DOD's enterprise license best practices

In 1999, the Defense Department looked at best practices for enterprise software agreements within DOD. The report identified a number of best practices:

When providing a selection of standards-compliant software:

* Conduct research, evaluate and test to identify the best products.

* Base standards on commercial offerings.

* Determine what degree of choice will be permitted.

* Keep up with evolving standards, products and delivery methods.

When funding enterprise agreements:

* Determine the necessity of up-front funding or if it will significantly improve discounts.

* Consider using revolving funds to acquire licenses.

* Use only the alternative financing plans that make sense.

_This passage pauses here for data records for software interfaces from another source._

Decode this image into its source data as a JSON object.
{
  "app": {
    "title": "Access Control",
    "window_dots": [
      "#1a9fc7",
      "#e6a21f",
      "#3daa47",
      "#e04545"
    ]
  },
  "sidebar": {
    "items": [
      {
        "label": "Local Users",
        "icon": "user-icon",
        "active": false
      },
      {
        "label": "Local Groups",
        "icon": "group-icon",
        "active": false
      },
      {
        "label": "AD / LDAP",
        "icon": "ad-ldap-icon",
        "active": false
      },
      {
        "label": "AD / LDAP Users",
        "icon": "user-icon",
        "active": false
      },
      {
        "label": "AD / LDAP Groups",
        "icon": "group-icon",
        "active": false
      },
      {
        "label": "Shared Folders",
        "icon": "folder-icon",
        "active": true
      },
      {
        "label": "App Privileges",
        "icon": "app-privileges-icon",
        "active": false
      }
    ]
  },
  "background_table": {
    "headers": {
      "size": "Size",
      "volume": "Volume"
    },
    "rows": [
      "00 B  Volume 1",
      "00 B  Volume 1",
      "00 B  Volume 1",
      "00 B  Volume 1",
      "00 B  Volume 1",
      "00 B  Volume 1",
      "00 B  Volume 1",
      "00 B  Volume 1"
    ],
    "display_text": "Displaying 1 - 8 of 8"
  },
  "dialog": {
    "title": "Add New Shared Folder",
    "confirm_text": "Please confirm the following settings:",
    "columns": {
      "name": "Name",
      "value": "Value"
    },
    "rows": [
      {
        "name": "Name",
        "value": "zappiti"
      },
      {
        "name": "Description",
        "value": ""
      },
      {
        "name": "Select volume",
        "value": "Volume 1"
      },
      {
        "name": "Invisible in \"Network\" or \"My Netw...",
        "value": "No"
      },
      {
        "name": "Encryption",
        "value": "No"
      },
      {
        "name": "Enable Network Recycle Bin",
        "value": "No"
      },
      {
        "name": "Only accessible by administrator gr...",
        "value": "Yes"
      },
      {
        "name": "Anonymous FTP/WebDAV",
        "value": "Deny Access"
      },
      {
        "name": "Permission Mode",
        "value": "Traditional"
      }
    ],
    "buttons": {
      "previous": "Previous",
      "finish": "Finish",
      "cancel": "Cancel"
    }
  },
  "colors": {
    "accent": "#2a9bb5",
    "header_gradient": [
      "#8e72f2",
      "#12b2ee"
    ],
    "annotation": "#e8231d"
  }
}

When reducing acquisition and support costs, including software asset management:

* Identify high payback targets and focus your energy on those opportunities.

* Assign responsibility to negotiate enterprise software agree- ments only to offices that have demonstrated specialized knowledge and expertise.

* Benchmark, benchmark, benchmark.

* Be demanding.

* Consider the acquisition life cycle when crafting enterprise agreements for licenses neces- sary to operate software and keep it current.

* Keep it simple.

* Standardize terms and conditions of agreements.

* Understand and leverage market forces.

* Convince industry that the deal is real and that you control the buyers and the number of contracts.

* Establish a partnership with the supplier.

* Manage and track software as an asset.

To get people to use enterprise agreements:

* Emphasize ease of use.

* Communicate to obtain better buy-in.

* Demand compliance.

* Develop both top-down and bottom-up incentives to control and ensure use of the enterprise agreements.

* Identify and remove impediments to using enterprise software agreements.

Featured

  • Defense
    Ryan D. McCarthy being sworn in as Army Secretary Oct. 10, 2019. (Photo credit: Sgt. Dana Clarke/U.S. Army)

    Army wants to spend nearly $1B on cloud, data by 2025

    Army Secretary Ryan McCarthy said lack of funding or a potential delay in the JEDI cloud bid "strikes to the heart of our concern."

  • Congress
    Rep. Jim Langevin (D-R.I.) at the Hack the Capitol conference Sept. 20, 2018

    Jim Langevin's view from the Hill

    As chairman of of the Intelligence and Emerging Threats and Capabilities subcommittee of the House Armed Services Committe and a member of the House Homeland Security Committee, Rhode Island Democrat Jim Langevin is one of the most influential voices on cybersecurity in Congress.

Stay Connected

FCW INSIDER

Sign up for our newsletter.

I agree to this site's Privacy Policy.